Automated CRUD Updates

Although providers may start out with similar server configurations for each pod, different usage at each location will quickly change that. One of the great advantages of the NFV infrastructure is that it’s very easy to expand capacity by adding more servers, especially with Cisco’s VIM doing the automation. When new servers are added (or removed!), the monitoring setup needs to change at the same time so that providers can immediately use the new capacity. Monitoring configuration shouldn’t be a bottleneck.

Usage by Pod

Each pod uses multiple shared servers to provide compute resources for service chains, network interfaces for VLANs, and shared storage capacity. Evaluating resource usage means building a combined view across multiple devices with a similar role. If you want to know whether there’s enough capacity to add another service chain, you need an overall view across all the compute resources.

Integration With Cisco VIM

To address these use cases, Zenoss worked with Cisco to build the Cisco VIM ZenPack. Let’s look at the integration.

Cisco VIM automates provisioning, management and upgrading of an OpenStack environment. It enables providers to build NFV infrastructure pods with Cisco UCS servers, Nexus switches and RedHat OpenStack.

The Zenoss VIM ZenPack integrates with the Cisco VIM software to fully provision monitoring in Zenoss. With the ZenPack installed, you can deploy and add/remove physical and logical resources to each pod without ever needing to reconfigure the monitoring system.

Once you’ve installed the ZenPack and authenticated to the Cisco VIM software, Zenoss automatically tracks pod resources — logical networks, switches, compute, storage and management nodes — as you can see from the VIM device screen shot below.

After the individual pod devices are added, Zenoss uses its standard unified monitoring coverage of OpenStack, Docker, Linux, Cisco UCS, Ceph and Nexus to provide single-source monitoring.

Wait, Docker? Yes, because Cisco VIM deploys OpenStack management services in a highly available configuration using Docker containers. There are identical OpenStack services running inside containers in three NFVI control servers in each pod.

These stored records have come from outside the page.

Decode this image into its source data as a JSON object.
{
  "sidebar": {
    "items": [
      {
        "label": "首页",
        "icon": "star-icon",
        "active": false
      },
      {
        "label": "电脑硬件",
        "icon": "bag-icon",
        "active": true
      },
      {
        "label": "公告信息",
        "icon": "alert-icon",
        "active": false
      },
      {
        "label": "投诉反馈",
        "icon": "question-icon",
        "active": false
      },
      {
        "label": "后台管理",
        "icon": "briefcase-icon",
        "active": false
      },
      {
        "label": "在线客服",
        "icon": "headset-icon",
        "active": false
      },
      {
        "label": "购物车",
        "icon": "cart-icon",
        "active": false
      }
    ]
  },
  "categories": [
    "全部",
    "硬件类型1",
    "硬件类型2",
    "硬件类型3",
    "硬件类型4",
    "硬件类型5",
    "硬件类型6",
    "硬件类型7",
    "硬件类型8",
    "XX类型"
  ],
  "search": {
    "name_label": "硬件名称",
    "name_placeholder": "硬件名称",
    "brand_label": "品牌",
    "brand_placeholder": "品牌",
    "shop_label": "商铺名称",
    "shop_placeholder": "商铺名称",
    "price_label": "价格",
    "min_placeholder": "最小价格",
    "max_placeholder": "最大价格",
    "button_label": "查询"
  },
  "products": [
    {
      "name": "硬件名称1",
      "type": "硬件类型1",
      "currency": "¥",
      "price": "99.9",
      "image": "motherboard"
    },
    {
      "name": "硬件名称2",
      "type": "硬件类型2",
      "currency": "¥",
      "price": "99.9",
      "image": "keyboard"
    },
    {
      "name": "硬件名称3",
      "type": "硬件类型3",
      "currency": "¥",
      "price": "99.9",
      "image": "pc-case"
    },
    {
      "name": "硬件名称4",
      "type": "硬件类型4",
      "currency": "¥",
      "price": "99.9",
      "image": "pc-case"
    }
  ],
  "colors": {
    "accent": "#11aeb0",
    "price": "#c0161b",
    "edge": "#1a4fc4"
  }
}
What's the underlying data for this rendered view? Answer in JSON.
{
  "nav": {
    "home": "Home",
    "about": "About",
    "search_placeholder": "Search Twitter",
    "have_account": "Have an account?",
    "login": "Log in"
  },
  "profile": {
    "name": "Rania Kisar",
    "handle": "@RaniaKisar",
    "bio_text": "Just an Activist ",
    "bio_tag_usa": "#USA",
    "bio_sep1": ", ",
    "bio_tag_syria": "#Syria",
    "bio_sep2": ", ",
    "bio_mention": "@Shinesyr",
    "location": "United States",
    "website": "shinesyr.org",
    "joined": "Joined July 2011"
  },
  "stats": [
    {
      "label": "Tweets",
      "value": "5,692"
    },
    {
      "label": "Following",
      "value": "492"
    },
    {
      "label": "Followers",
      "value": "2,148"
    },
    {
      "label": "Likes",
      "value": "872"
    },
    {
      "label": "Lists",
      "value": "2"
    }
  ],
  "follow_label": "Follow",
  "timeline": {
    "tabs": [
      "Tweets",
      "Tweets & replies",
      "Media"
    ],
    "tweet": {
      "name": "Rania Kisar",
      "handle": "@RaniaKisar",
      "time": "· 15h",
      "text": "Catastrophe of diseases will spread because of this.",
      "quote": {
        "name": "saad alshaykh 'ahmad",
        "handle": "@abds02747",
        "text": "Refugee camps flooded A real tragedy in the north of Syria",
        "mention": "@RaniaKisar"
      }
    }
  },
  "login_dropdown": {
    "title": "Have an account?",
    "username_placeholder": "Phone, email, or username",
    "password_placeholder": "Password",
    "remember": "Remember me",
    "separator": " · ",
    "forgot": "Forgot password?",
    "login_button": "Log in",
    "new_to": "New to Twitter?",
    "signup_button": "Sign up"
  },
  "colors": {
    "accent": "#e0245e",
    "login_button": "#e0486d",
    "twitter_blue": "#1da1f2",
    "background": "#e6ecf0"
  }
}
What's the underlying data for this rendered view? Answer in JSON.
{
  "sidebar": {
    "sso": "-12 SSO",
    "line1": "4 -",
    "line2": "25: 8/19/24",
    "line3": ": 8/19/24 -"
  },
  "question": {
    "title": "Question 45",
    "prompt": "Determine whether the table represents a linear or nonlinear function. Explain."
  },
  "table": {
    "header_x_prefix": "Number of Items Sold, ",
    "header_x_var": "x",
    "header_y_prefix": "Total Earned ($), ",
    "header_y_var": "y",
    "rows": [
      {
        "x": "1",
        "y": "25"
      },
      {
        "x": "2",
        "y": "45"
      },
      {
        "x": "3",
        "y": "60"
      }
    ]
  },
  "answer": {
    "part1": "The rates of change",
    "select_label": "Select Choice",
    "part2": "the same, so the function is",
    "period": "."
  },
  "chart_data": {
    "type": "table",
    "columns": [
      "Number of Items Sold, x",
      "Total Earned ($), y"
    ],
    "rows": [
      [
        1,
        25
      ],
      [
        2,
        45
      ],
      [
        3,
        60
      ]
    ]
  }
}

In addition to creating a VIM device for each pod, the integration also automatically creates systems organizers to provide pod-level awareness. It’s easy to review the list of all the pods, navigate directly to the pod reporting an issue, then identify which compute, control, hardware network or storage component is at fault.

We’re doing more than monitoring individual devices for performance metrics. Monitoring templates for pods use the Calculated Performance ZenPack to create aggregated metrics across similar pod resources. That means we can identify the total capacity used across all the compute nodes, track maximum utilization for each private network, watch total storage utilization, and predict when any pod will run out of resources if usage keeps growing at its current rate.

A couple of new dashboard portlets provide quick access to summary views of this information. In particular, the NFVI Pod Capacity Forecast makes it simple to spot which pods are in danger of running out of resources due to growing utilization.

With dozens of pods to monitor, we’ve taken advantage of the new Zenoss service-oriented platform to place a collector pool in each pod. A collector pool integrates with the pod VIM, builds and tracks changes to the pod model, and collects all the fault, performance and availability data. We’ve built our pool using two virtual machines, so that either can fail without monitoring being interrupted. Collector pools send all the data to a central Resource Manager pool, don’t store any data locally, and are completely deployed and configured by the central Control Center pool. This means there’s no need to perform any type of per-pod, on-premises services like backup, recovery, patching or version updates.

What Next?

Our next article will look at how Cisco Network Services Orchestrator and Zenoss work together to provide full infrastructure awareness for every service chain.

NFV has been an exciting challenge for Zenoss, and one we’re thrilled to work on. We’d love to address your gnarliest infrastructure monitoring problems, too. Talk to one of our experts and learn how Zenoss can help you!